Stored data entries
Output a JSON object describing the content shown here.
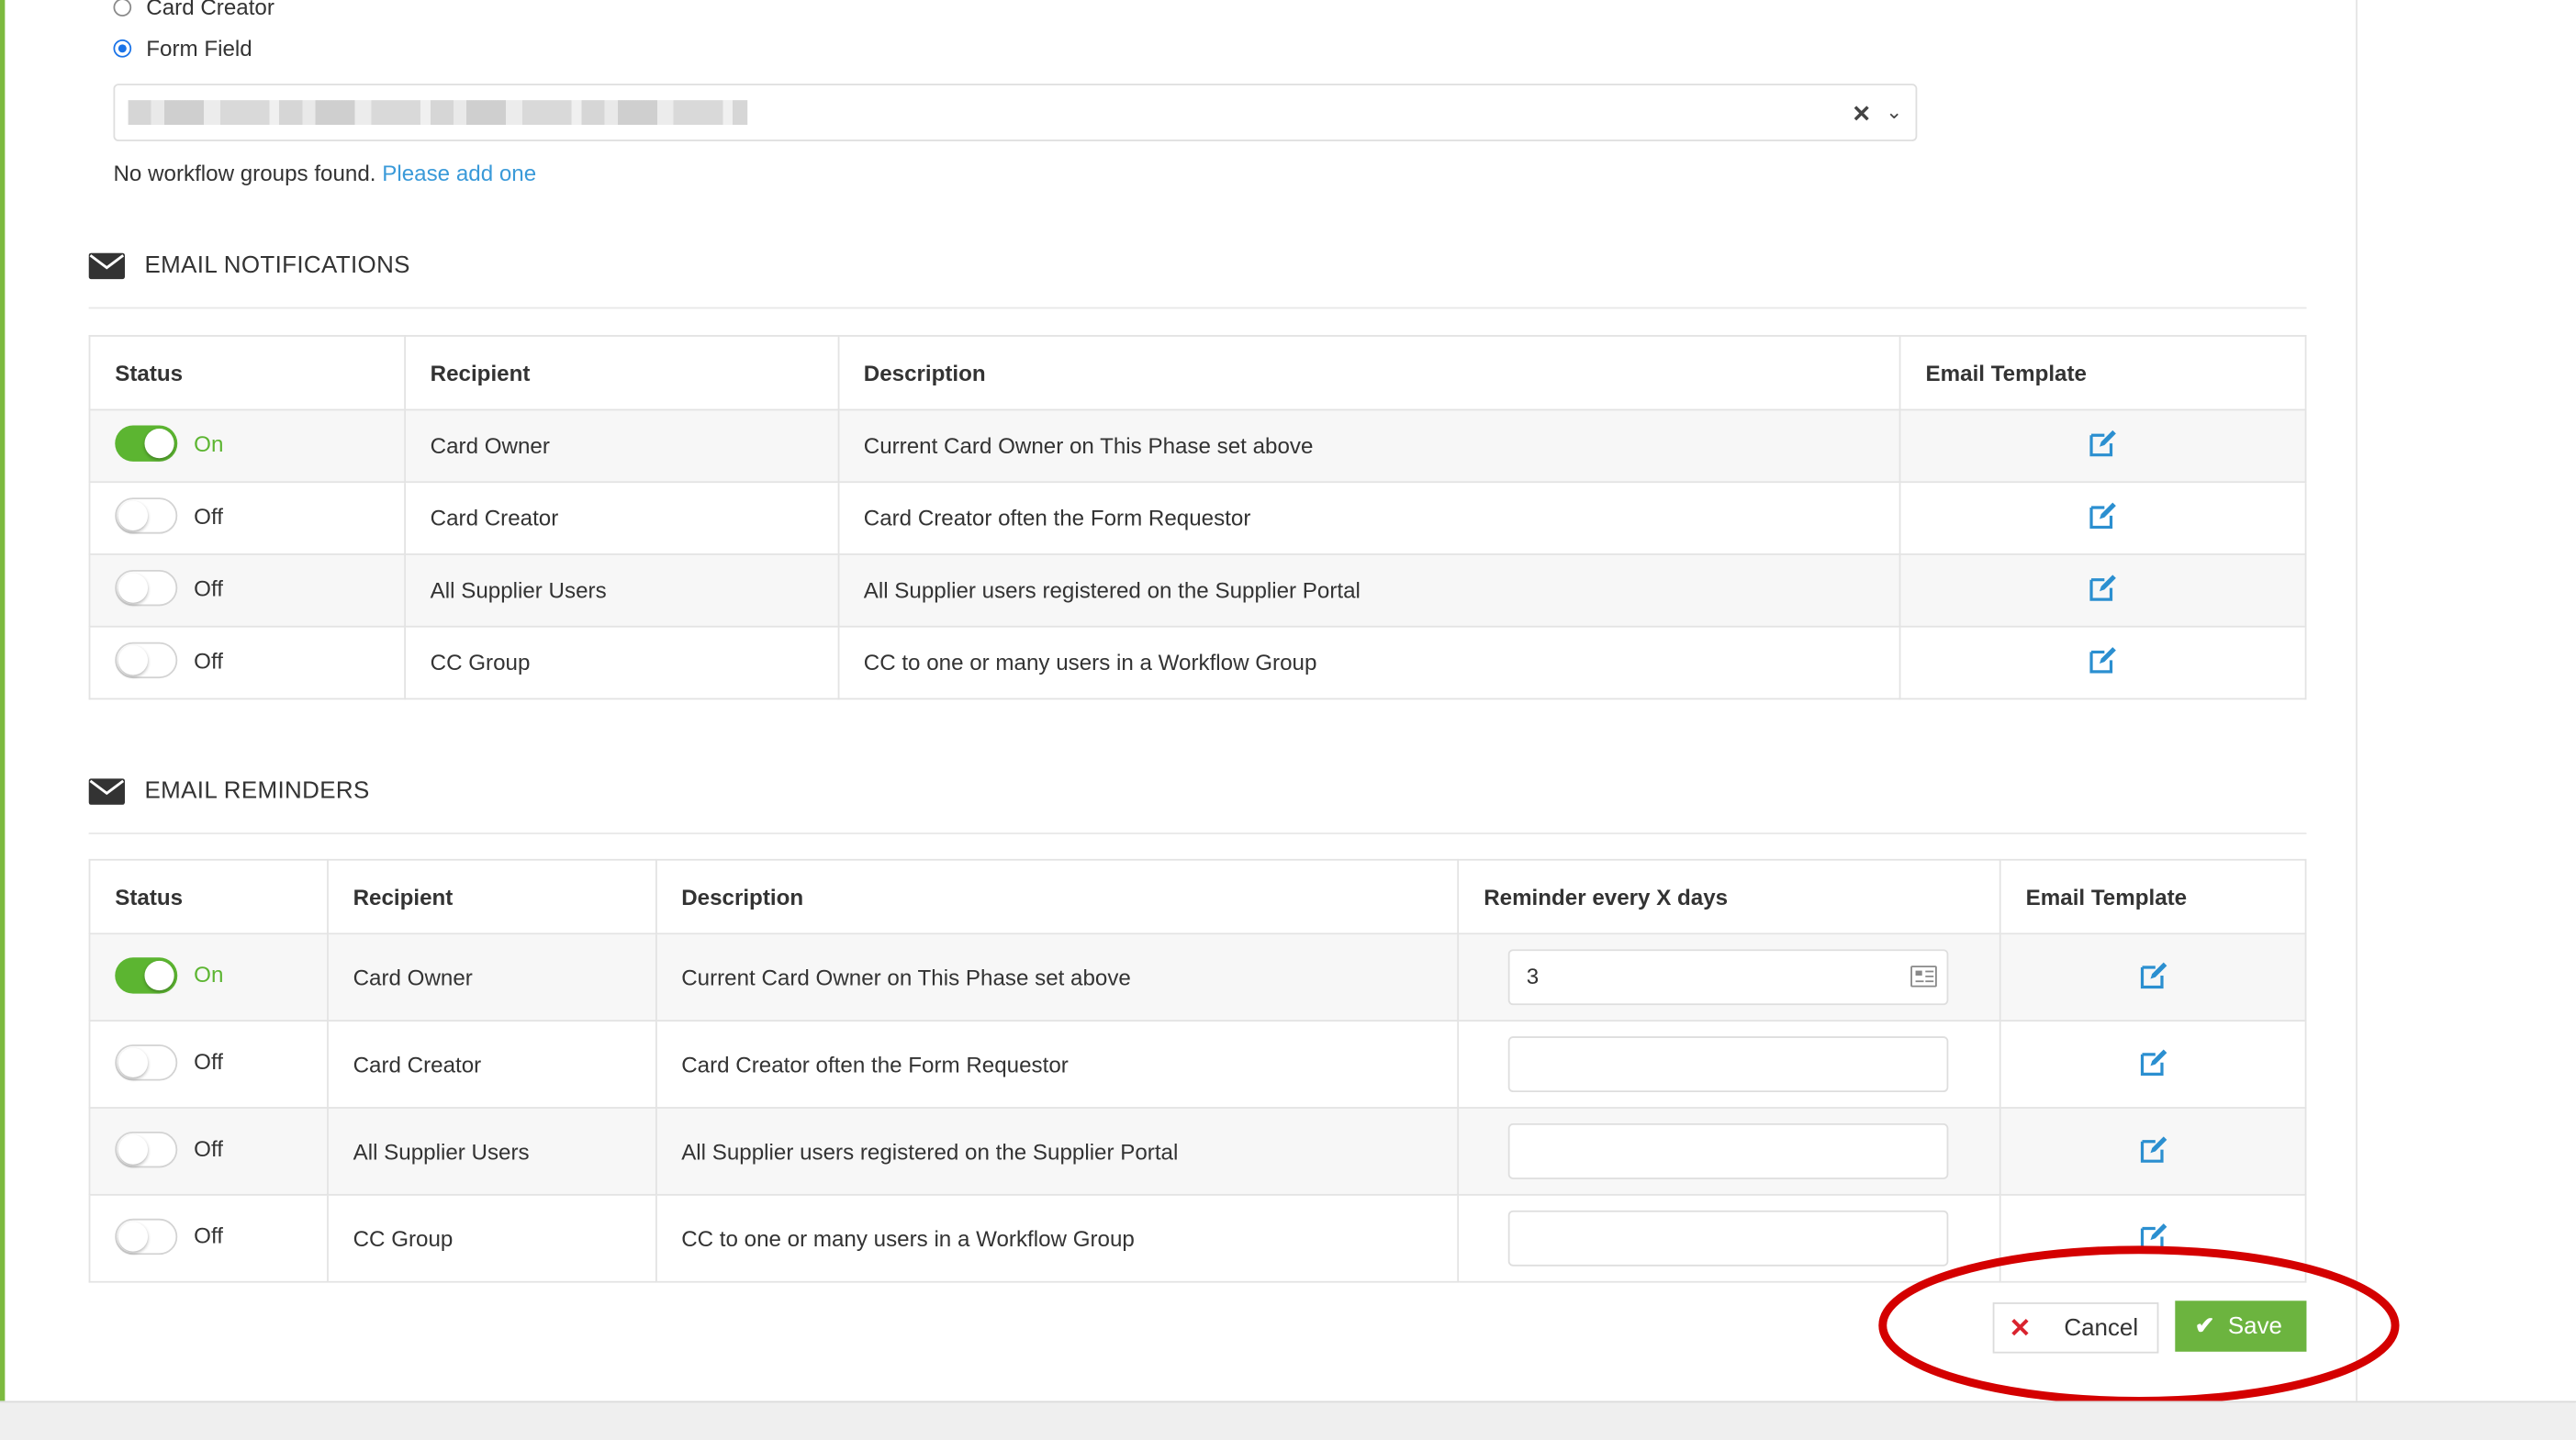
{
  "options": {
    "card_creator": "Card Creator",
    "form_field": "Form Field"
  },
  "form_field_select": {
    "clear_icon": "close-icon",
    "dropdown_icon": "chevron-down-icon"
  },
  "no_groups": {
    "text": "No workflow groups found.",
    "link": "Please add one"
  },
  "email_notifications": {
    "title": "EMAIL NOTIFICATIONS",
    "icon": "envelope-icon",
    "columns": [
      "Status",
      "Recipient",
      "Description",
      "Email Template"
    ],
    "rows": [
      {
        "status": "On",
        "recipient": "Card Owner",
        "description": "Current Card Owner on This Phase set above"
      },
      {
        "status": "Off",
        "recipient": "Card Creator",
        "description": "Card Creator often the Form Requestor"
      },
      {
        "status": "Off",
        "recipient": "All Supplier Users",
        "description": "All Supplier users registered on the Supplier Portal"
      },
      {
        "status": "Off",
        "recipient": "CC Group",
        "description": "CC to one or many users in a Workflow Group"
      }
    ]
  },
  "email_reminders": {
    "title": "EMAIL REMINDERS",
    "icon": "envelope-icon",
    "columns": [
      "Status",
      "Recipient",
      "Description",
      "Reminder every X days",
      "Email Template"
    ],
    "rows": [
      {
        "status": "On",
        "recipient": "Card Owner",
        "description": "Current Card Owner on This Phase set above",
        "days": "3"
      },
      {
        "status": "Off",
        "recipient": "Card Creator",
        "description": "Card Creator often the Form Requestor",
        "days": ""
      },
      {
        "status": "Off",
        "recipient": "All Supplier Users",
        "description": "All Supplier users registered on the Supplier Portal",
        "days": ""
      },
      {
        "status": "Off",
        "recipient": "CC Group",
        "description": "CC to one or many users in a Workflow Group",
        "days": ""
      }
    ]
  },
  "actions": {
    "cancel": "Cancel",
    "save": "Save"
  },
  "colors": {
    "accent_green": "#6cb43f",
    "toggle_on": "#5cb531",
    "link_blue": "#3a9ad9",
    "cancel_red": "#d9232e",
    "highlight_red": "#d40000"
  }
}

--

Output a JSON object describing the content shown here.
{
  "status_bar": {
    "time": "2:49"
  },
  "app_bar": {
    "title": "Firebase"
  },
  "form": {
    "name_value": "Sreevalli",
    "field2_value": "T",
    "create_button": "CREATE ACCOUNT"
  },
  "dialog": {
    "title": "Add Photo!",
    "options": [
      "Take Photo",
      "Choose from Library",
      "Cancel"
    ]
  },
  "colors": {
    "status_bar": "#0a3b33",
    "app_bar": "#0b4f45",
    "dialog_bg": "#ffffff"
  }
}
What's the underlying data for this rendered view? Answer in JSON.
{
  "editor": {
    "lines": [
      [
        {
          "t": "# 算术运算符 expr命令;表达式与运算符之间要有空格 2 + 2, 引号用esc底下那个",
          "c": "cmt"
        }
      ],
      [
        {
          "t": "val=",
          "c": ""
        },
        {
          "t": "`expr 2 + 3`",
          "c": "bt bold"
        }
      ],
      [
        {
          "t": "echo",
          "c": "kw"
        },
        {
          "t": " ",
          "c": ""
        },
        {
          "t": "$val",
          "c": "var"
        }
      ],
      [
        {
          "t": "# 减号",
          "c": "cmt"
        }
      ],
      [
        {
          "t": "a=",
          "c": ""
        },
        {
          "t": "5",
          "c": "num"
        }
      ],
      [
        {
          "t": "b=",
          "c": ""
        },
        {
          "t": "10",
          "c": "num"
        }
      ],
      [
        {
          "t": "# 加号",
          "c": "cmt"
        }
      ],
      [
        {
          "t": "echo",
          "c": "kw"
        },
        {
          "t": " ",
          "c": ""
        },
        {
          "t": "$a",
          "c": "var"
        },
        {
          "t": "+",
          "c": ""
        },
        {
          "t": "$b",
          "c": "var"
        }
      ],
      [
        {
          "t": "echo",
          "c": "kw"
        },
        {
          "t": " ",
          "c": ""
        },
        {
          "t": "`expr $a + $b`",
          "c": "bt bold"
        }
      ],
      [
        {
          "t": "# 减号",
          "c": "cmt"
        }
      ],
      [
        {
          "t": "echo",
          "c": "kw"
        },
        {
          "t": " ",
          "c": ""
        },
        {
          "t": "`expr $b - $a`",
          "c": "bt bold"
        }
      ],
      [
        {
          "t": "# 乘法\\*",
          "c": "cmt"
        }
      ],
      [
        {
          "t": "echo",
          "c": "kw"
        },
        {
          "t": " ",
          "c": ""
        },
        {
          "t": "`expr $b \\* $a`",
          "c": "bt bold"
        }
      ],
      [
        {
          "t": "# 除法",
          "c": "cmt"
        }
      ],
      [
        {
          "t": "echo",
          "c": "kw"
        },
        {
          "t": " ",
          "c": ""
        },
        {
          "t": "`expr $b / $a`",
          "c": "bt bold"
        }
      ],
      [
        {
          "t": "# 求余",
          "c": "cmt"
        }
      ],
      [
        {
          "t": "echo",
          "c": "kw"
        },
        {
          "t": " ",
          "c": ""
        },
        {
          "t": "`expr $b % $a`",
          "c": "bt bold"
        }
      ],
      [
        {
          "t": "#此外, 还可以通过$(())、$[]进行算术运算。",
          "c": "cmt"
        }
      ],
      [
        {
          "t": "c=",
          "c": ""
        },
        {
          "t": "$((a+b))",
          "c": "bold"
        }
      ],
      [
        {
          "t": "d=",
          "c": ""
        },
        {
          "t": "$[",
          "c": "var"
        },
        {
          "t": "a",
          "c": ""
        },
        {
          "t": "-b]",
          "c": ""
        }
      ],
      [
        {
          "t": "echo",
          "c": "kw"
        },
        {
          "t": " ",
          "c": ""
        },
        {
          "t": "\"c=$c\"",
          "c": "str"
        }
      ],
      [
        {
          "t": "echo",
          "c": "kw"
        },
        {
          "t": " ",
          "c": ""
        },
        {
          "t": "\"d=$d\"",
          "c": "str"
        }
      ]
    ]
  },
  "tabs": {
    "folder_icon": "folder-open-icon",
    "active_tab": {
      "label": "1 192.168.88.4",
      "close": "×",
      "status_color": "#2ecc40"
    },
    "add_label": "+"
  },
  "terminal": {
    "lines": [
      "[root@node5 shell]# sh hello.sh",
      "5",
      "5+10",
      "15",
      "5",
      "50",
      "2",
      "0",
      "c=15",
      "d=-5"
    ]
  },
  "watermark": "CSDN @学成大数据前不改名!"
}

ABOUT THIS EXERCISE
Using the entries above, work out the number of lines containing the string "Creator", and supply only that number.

RESPONSE FOR THIS EXERCISE
5